Abu-Shamala’s high school playing career ended with a state championship with his Shakopee team in 2005. That year, Abu-Shamala was named MVP of his team while averaging nearly 20 points per game and staking claim to a bevy of post-season accolades, including a nomination for Minnesota’s Mr. Basketball award and being named to the St. Paul Pioneer Press’ first team All-Metro squad.
Abu-Shamala is quick to deflect praise about his own accomplishments and instead chooses to sing the praises of a Shakopee community that has worked to build up its basketball program.
“They have quite the program there, now. My senior year was Shakopee’s sixth straight time going to the state tournament,” Abu-Shamala said. “Some people have worked very hard to get the program pumped up by building up the youth programs and getting kids interested in basketball. People like my high school coach Bruce Kugath, along with [Gophers season ticket holders and Shakopee boosters] Bob and Judy Teachaim are pretty much responsible for getting the program to where it is today.”
Growing up in this basketball hotbed, a young Abu-Shamala was not always considered a top-flight talent.

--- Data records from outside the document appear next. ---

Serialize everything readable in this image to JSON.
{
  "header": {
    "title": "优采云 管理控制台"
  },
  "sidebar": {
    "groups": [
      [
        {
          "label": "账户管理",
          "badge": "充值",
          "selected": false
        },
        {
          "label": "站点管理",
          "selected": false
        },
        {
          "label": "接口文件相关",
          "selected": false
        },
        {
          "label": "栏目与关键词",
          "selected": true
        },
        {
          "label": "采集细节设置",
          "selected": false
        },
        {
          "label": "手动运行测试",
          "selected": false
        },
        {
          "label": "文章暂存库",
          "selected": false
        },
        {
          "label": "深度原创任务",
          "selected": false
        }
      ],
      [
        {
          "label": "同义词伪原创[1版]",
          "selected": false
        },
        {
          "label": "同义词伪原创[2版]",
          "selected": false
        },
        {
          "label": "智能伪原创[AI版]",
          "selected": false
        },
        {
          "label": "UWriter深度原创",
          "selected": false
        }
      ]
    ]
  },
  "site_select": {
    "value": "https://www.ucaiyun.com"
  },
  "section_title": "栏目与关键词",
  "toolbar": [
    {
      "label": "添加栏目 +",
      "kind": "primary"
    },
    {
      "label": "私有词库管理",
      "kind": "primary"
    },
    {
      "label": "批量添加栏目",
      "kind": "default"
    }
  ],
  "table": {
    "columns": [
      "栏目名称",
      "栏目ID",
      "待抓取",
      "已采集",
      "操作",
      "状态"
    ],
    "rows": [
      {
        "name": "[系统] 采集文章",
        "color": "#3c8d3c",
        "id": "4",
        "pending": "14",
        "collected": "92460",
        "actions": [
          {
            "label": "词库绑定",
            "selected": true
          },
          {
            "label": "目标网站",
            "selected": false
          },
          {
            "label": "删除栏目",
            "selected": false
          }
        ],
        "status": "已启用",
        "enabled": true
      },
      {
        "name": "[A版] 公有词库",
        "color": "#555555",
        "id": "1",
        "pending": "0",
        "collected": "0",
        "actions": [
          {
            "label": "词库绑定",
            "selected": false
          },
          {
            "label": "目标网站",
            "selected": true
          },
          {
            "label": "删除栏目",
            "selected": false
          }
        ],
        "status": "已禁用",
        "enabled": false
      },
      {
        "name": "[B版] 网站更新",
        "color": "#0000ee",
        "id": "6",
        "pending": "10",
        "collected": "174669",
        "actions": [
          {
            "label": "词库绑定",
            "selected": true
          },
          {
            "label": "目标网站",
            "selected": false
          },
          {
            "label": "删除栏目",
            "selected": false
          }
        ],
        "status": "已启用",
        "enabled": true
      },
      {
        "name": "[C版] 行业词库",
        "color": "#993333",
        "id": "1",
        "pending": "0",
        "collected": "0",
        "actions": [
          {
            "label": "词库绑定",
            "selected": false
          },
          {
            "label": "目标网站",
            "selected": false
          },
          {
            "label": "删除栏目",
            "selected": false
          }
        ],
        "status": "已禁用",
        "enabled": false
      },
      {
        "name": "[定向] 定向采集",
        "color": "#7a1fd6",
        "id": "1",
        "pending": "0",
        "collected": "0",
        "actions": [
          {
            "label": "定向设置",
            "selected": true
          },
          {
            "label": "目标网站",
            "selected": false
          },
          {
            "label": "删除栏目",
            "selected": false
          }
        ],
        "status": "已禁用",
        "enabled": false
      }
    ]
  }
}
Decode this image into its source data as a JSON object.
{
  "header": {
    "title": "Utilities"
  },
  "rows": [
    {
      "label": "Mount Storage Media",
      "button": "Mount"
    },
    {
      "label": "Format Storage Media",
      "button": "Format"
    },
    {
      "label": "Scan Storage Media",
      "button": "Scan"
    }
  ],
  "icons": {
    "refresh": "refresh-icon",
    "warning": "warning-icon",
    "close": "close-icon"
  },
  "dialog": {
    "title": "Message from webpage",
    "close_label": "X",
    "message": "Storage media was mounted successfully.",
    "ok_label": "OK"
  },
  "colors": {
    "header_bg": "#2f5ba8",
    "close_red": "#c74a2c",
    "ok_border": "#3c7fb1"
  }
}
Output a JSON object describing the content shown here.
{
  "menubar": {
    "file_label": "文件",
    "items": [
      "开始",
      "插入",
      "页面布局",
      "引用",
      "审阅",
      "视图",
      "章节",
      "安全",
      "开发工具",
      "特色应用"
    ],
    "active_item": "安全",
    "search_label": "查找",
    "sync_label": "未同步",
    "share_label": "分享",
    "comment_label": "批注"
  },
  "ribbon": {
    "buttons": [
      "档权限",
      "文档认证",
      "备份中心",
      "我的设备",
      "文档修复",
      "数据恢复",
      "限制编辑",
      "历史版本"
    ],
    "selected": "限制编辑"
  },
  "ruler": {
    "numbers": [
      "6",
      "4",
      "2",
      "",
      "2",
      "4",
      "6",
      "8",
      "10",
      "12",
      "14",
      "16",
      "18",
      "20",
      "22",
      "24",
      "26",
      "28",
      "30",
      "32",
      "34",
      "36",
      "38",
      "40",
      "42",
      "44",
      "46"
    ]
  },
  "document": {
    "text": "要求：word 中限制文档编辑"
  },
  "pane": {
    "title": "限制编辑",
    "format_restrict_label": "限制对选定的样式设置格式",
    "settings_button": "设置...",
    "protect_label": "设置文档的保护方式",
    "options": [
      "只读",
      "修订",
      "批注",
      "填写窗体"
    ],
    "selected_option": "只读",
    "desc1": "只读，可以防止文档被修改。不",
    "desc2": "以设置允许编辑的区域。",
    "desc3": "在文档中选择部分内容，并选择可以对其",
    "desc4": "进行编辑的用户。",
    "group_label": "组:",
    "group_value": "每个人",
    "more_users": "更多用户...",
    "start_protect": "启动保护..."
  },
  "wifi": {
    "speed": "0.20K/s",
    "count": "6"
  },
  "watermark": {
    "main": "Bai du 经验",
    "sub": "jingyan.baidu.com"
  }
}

“In ninth grade, four guys in my grade got moved up to JV or Varsity, and I had to stay down on our ninth grade team,” Abu-Shamala said. “That’s where I really started to grow. I had excellent coaching and I just developed my skills. The next year I was starting on varsity.”
Following his sophomore season at Shakopee, Abu-Shamala played with current teammates Blake Hoffarber and Travis Busch for the Minnesota Magic, an AAU traveling team. Abu-Shamala points to this time as the first where he was confronted with the idea that his goal of playing Division I basketball had a chance to become reality.
“I remember seeing [former Minnesota coach] Dan Monson at some of our games. We knew that he was there mostly for [current Kansas University standout] Cole Aldrich, but we were always hoping to stand out a little bit during the game and maybe catch his eye,” Abu-Shamala said. “Growing up in Minnesota and watching the Gophers, it was always my hope to come here. I think most kids in Minnesota want to play for the Gophers just because they’ve watched the team growing up and they want to stay close to home to play in front of their friends and family.”
That summer and over the final two years playing high school basketball, Abu-Shamala drew interest from D-I programs at Rice, West Virginia, San Francisco, Boise State and Iowa State, among others. It wasn’t until after Abu-Shamala led Shakopee to the 2005 state championship that he was afforded the opportunity by Monson to walk-on at Minnesota.
During his time at the U,’ Abu-Shamala has morphed into a precision perimeter shooter who boasts the second-highest three-point shooting season in school history after going 44 for 102 (43.1%) from beyond the arc last season. This year, the junior has started 17 of Minnesota’s 26 games while averaging 14.7 minutes per game.
“It’s been our goal all season to make the NCAA Tournament and that’s still our top goal,” Abu-Shamala said about this year’s team. “We know we’ve got to play well at home and steal a game or two on the road, but we’ve got 11 guys that can all play. We’re taking it one game at a time.”
The work ethic and perseverance that have been so valuable to Abu-Shamala at the U’ are still apparent on a February evening in a nearly-empty Williams Arena. Abu-Shamala works on his outside shot, takes free throws and practices coming off screens. Before he’s satisfied and ultimately retreats down to the Gopher locker room for a shower, his gray Minnesota t-shirt is drenched with the sweat that earned him a chance to play high school varsity basketball, the physical tools to be an integral part of a state championship team at Shakopee, the perseverance to earn a Division I scholarship at Minnesota and the shooting touch to make him one of the deadliest outside shooters in the Big Ten Conference.
It looks like Jamal will sleep pretty well tonight.
story by Doug Vose, athletic communications assistant